Records to use START

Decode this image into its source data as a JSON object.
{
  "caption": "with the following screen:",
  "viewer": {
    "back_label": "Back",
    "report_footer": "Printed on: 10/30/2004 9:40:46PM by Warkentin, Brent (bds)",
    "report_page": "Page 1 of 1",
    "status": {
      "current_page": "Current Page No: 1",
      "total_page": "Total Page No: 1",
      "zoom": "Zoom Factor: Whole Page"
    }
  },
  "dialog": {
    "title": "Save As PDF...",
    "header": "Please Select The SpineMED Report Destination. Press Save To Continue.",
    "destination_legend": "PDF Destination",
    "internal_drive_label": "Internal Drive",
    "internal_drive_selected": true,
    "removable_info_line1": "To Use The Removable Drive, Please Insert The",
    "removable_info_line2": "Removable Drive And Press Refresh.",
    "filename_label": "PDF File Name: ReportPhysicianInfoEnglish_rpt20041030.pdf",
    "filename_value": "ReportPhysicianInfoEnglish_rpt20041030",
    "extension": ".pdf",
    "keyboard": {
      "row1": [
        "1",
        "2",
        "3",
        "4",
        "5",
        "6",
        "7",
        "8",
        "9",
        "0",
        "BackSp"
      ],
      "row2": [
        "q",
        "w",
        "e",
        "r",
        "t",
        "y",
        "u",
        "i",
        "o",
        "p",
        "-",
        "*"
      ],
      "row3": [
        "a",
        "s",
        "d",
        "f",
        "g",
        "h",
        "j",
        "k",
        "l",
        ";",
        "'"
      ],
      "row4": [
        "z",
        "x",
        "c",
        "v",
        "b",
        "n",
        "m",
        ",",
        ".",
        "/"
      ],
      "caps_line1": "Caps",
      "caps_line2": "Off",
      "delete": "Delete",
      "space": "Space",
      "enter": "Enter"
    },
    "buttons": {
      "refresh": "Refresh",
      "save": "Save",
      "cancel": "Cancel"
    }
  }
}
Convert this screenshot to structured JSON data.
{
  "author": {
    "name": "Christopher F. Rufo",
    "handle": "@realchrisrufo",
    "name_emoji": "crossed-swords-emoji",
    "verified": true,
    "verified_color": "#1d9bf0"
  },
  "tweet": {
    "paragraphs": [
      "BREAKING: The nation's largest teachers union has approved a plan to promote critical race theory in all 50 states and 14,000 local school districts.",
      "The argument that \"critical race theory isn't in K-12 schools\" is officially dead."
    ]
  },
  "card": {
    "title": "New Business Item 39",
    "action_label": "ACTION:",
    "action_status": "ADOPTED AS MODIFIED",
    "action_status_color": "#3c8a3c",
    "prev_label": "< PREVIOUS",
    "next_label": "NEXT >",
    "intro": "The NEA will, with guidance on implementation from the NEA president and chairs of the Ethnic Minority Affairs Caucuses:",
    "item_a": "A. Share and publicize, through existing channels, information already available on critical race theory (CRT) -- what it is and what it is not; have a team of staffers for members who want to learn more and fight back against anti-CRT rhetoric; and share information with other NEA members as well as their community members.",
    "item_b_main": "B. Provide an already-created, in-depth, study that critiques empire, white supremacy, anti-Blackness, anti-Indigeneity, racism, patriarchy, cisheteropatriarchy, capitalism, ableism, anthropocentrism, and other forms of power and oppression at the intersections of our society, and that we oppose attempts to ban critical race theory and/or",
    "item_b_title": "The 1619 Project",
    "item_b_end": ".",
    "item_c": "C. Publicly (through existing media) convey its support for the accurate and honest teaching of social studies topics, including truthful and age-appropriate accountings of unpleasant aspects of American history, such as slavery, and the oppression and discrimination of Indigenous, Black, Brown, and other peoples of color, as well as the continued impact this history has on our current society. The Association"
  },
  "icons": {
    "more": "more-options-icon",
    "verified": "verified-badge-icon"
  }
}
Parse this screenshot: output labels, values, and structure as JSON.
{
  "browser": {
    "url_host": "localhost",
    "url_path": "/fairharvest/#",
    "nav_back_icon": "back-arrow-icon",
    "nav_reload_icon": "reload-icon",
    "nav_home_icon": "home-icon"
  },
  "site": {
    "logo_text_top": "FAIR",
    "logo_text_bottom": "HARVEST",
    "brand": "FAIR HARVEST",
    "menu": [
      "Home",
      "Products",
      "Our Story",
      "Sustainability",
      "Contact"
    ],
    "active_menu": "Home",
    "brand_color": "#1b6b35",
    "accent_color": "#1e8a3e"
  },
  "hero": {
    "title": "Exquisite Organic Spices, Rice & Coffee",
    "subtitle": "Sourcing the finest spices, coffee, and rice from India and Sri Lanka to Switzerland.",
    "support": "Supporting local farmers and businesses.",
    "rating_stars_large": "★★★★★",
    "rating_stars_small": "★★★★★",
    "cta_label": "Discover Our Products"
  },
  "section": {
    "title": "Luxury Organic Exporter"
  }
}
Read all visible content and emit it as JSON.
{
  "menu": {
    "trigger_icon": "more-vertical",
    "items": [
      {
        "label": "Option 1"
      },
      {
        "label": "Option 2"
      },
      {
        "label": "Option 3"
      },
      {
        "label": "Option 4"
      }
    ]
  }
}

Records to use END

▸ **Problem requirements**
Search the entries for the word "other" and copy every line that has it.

▸ **Response for this exercise**
    "item_a": "A. Share and publicize, through existing channels, information already available on critical race theory (CRT) -- what it is and what it is not; have a team of staffers for members who want to learn more and fight back against anti-CRT rhetoric; and share information with other NEA members as well as their community members.",
    "item_b_main": "B. Provide an already-created, in-depth, study that critiques empire, white supremacy, anti-Blackness, anti-Indigeneity, racism, patriarchy, cisheteropatriarchy, capitalism, ableism, anthropocentrism, and other forms of power and oppression at the intersections of our society, and that we oppose attempts to ban critical race theory and/or",
    "item_c": "C. Publicly (through existing media) convey its support for the accurate and honest teaching of social studies topics, including truthful and age-appropriate accountings of unpleasant aspects of American history, such as slavery, and the oppression and discrimination of Indigenous, Black, Brown, and other peoples of color, as well as the continued impact this history has on our current society. The Association"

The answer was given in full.